WHAT IS REQUIRED: Only those lines from the one with "What's the underlying" through the last line of the material belong in the answer, each repeated exactly.

+++ RECORDS FOR THIS TASK +++

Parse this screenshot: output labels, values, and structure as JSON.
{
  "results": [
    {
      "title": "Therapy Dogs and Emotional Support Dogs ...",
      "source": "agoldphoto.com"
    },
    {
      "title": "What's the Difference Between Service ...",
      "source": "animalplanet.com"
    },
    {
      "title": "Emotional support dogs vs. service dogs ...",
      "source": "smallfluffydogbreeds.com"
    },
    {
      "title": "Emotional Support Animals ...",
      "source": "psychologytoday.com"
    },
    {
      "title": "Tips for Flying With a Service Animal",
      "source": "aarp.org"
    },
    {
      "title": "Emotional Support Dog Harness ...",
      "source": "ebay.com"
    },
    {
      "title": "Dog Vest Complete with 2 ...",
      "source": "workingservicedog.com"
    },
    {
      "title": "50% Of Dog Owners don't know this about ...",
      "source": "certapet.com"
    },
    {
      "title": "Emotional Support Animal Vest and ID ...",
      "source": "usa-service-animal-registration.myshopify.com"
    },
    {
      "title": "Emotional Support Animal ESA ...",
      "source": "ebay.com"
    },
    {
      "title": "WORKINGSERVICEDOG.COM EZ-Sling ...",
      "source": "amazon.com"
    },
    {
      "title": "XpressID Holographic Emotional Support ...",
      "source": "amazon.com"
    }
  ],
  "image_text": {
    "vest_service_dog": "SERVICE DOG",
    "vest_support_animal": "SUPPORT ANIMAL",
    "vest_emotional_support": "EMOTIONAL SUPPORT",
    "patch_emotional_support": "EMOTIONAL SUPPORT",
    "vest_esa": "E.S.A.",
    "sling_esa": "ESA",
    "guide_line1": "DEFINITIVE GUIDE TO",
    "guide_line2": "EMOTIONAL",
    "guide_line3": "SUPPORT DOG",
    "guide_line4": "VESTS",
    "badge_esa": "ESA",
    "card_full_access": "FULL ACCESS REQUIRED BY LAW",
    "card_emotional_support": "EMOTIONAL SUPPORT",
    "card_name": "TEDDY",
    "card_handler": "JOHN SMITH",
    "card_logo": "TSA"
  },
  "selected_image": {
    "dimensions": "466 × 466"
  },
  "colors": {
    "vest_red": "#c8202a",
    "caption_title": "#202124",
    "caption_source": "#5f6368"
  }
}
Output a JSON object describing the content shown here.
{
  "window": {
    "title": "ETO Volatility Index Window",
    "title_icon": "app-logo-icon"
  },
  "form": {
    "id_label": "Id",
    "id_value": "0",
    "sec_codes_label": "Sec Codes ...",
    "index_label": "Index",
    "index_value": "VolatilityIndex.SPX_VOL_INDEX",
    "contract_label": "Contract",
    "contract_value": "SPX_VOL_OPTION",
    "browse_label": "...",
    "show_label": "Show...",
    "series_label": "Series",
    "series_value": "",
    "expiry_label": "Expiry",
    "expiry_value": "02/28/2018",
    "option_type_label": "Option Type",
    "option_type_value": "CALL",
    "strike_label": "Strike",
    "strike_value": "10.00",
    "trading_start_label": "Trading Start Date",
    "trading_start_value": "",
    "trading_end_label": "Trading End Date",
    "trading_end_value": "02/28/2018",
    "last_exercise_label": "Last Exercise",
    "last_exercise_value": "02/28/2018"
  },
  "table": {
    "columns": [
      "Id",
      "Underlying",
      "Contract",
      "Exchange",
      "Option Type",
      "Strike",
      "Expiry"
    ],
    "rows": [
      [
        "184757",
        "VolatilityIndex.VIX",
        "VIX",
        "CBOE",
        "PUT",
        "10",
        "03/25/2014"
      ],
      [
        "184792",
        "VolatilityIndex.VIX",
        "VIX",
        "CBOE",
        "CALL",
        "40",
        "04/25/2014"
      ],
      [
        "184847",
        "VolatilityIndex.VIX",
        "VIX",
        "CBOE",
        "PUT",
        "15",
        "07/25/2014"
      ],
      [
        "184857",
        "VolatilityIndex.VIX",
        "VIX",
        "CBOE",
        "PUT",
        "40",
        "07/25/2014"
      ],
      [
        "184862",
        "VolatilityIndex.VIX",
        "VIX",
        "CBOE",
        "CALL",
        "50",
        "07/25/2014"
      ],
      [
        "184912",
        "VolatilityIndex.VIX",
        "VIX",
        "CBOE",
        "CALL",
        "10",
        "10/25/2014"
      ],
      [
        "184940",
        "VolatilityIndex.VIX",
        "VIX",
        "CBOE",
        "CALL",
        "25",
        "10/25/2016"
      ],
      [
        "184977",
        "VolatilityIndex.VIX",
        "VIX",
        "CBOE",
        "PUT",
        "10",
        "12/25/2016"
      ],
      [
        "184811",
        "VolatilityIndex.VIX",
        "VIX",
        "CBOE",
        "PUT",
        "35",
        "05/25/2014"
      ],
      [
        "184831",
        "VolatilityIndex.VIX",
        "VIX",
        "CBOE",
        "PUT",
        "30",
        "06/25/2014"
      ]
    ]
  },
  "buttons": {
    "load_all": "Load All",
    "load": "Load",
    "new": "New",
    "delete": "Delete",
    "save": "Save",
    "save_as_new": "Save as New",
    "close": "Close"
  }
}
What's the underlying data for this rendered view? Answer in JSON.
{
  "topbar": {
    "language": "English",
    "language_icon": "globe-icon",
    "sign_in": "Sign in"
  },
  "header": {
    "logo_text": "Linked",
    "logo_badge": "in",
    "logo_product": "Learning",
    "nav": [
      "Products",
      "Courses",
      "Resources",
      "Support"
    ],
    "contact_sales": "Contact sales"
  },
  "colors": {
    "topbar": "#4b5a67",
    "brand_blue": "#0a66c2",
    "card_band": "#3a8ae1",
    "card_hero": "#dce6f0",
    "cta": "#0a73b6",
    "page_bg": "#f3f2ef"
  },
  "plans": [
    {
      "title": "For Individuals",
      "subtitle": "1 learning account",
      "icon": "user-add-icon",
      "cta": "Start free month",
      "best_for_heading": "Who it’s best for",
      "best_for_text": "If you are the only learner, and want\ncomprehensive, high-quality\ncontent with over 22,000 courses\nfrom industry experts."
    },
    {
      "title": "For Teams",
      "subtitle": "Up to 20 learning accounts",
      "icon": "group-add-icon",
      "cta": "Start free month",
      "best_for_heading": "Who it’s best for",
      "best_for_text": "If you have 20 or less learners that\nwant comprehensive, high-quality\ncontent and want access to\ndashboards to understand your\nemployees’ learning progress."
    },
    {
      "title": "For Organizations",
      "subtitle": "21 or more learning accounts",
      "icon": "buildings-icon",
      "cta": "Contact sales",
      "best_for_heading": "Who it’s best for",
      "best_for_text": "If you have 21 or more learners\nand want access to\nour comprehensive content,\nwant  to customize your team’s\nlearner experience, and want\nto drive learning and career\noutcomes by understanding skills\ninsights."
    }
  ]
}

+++

REPLY:
What's the underlying data for this rendered view? Answer in JSON.
{
  "topbar": {
    "language": "English",
    "language_icon": "globe-icon",
    "sign_in": "Sign in"
  },
  "header": {
    "logo_text": "Linked",
    "logo_badge": "in",
    "logo_product": "Learning",
    "nav": [
      "Products",
      "Courses",
      "Resources",
      "Support"
    ],
    "contact_sales": "Contact sales"
  },
  "colors": {
    "topbar": "#4b5a67",
    "brand_blue": "#0a66c2",
    "card_band": "#3a8ae1",
    "card_hero": "#dce6f0",
    "cta": "#0a73b6",
    "page_bg": "#f3f2ef"
  },
  "plans": [
    {
      "title": "For Individuals",
      "subtitle": "1 learning account",
      "icon": "user-add-icon",
      "cta": "Start free month",
      "best_for_heading": "Who it’s best for",
      "best_for_text": "If you are the only learner, and want\ncomprehensive, high-quality\ncontent with over 22,000 courses\nfrom industry experts."
    },
    {
      "title": "For Teams",
      "subtitle": "Up to 20 learning accounts",
      "icon": "group-add-icon",
      "cta": "Start free month",
      "best_for_heading": "Who it’s best for",
      "best_for_text": "If you have 20 or less learners that\nwant comprehensive, high-quality\ncontent and want access to\ndashboards to understand your\nemployees’ learning progress."
    },
    {
      "title": "For Organizations",
      "subtitle": "21 or more learning accounts",
      "icon": "buildings-icon",
      "cta": "Contact sales",
      "best_for_heading": "Who it’s best for",
      "best_for_text": "If you have 21 or more learners\nand want access to\nour comprehensive content,\nwant  to customize your team’s\nlearner experience, and want\nto drive learning and career\noutcomes by understanding skills\ninsights."
    }
  ]
}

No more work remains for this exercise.